Required action → Your answer must be an exact copy of the records below.

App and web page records
==================================================

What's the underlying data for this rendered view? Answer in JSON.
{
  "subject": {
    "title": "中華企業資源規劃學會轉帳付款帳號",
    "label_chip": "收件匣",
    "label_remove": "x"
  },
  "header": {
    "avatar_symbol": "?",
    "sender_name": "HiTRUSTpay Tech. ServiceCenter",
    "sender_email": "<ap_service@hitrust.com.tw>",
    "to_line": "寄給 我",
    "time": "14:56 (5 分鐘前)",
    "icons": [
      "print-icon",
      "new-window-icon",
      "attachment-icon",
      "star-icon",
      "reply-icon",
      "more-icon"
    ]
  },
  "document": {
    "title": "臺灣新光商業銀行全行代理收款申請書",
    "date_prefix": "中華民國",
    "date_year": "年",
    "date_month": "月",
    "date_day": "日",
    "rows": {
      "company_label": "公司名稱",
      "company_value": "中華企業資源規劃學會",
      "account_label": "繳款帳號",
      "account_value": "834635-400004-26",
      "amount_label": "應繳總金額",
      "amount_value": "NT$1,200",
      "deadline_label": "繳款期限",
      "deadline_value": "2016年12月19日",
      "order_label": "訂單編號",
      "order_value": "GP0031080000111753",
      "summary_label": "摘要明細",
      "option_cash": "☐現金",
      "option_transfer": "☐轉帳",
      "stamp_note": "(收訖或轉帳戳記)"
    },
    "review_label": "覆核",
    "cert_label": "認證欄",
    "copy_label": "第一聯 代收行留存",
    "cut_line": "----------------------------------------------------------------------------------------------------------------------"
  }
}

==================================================

Exercise response →
What's the underlying data for this rendered view? Answer in JSON.
{
  "subject": {
    "title": "中華企業資源規劃學會轉帳付款帳號",
    "label_chip": "收件匣",
    "label_remove": "x"
  },
  "header": {
    "avatar_symbol": "?",
    "sender_name": "HiTRUSTpay Tech. ServiceCenter",
    "sender_email": "<ap_service@hitrust.com.tw>",
    "to_line": "寄給 我",
    "time": "14:56 (5 分鐘前)",
    "icons": [
      "print-icon",
      "new-window-icon",
      "attachment-icon",
      "star-icon",
      "reply-icon",
      "more-icon"
    ]
  },
  "document": {
    "title": "臺灣新光商業銀行全行代理收款申請書",
    "date_prefix": "中華民國",
    "date_year": "年",
    "date_month": "月",
    "date_day": "日",
    "rows": {
      "company_label": "公司名稱",
      "company_value": "中華企業資源規劃學會",
      "account_label": "繳款帳號",
      "account_value": "834635-400004-26",
      "amount_label": "應繳總金額",
      "amount_value": "NT$1,200",
      "deadline_label": "繳款期限",
      "deadline_value": "2016年12月19日",
      "order_label": "訂單編號",
      "order_value": "GP0031080000111753",
      "summary_label": "摘要明細",
      "option_cash": "☐現金",
      "option_transfer": "☐轉帳",
      "stamp_note": "(收訖或轉帳戳記)"
    },
    "review_label": "覆核",
    "cert_label": "認證欄",
    "copy_label": "第一聯 代收行留存",
    "cut_line": "----------------------------------------------------------------------------------------------------------------------"
  }
}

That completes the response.